Repeat the entries below in full, with every character unchanged.
⟨
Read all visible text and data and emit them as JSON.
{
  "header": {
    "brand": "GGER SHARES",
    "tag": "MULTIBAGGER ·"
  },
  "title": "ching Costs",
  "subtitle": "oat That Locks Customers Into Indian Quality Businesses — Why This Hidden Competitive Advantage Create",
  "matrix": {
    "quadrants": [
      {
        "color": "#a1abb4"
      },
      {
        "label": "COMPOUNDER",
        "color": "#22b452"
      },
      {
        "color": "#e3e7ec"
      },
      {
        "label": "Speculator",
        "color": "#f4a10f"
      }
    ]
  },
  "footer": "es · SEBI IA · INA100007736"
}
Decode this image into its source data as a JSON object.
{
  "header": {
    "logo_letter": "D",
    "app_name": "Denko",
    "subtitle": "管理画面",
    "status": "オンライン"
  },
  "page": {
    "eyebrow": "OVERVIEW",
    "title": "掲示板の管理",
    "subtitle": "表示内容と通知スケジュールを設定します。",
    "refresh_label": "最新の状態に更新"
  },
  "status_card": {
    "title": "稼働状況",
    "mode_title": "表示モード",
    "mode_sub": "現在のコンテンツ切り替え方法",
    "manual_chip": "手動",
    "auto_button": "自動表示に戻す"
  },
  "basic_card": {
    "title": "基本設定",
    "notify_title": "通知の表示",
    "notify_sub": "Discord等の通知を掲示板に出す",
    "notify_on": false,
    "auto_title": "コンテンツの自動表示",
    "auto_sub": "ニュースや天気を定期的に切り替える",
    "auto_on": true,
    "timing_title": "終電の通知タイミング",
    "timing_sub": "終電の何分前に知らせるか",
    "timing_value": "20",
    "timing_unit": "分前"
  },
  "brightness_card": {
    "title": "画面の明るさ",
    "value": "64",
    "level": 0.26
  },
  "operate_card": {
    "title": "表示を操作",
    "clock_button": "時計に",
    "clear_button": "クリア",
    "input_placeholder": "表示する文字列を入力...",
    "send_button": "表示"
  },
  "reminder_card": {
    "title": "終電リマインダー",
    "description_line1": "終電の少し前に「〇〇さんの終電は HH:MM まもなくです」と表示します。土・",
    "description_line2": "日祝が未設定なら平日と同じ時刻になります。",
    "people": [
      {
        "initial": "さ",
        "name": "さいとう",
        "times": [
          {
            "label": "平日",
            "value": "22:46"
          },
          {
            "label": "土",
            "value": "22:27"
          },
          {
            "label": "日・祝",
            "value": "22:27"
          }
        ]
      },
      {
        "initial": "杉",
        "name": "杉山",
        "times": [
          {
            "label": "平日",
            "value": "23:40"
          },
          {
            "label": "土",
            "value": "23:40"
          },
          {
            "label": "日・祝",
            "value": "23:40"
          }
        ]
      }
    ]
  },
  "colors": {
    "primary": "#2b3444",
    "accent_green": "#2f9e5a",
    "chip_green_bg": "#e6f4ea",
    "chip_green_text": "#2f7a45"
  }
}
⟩
#### [Response to the task]
Read all visible text and data and emit them as JSON.
{
  "header": {
    "brand": "GGER SHARES",
    "tag": "MULTIBAGGER ·"
  },
  "title": "ching Costs",
  "subtitle": "oat That Locks Customers Into Indian Quality Businesses — Why This Hidden Competitive Advantage Create",
  "matrix": {
    "quadrants": [
      {
        "color": "#a1abb4"
      },
      {
        "label": "COMPOUNDER",
        "color": "#22b452"
      },
      {
        "color": "#e3e7ec"
      },
      {
        "label": "Speculator",
        "color": "#f4a10f"
      }
    ]
  },
  "footer": "es · SEBI IA · INA100007736"
}
Decode this image into its source data as a JSON object.
{
  "header": {
    "logo_letter": "D",
    "app_name": "Denko",
    "subtitle": "管理画面",
    "status": "オンライン"
  },
  "page": {
    "eyebrow": "OVERVIEW",
    "title": "掲示板の管理",
    "subtitle": "表示内容と通知スケジュールを設定します。",
    "refresh_label": "最新の状態に更新"
  },
  "status_card": {
    "title": "稼働状況",
    "mode_title": "表示モード",
    "mode_sub": "現在のコンテンツ切り替え方法",
    "manual_chip": "手動",
    "auto_button": "自動表示に戻す"
  },
  "basic_card": {
    "title": "基本設定",
    "notify_title": "通知の表示",
    "notify_sub": "Discord等の通知を掲示板に出す",
    "notify_on": false,
    "auto_title": "コンテンツの自動表示",
    "auto_sub": "ニュースや天気を定期的に切り替える",
    "auto_on": true,
    "timing_title": "終電の通知タイミング",
    "timing_sub": "終電の何分前に知らせるか",
    "timing_value": "20",
    "timing_unit": "分前"
  },
  "brightness_card": {
    "title": "画面の明るさ",
    "value": "64",
    "level": 0.26
  },
  "operate_card": {
    "title": "表示を操作",
    "clock_button": "時計に",
    "clear_button": "クリア",
    "input_placeholder": "表示する文字列を入力...",
    "send_button": "表示"
  },
  "reminder_card": {
    "title": "終電リマインダー",
    "description_line1": "終電の少し前に「〇〇さんの終電は HH:MM まもなくです」と表示します。土・",
    "description_line2": "日祝が未設定なら平日と同じ時刻になります。",
    "people": [
      {
        "initial": "さ",
        "name": "さいとう",
        "times": [
          {
            "label": "平日",
            "value": "22:46"
          },
          {
            "label": "土",
            "value": "22:27"
          },
          {
            "label": "日・祝",
            "value": "22:27"
          }
        ]
      },
      {
        "initial": "杉",
        "name": "杉山",
        "times": [
          {
            "label": "平日",
            "value": "23:40"
          },
          {
            "label": "土",
            "value": "23:40"
          },
          {
            "label": "日・祝",
            "value": "23:40"
          }
        ]
      }
    ]
  },
  "colors": {
    "primary": "#2b3444",
    "accent_green": "#2f9e5a",
    "chip_green_bg": "#e6f4ea",
    "chip_green_text": "#2f7a45"
  }
}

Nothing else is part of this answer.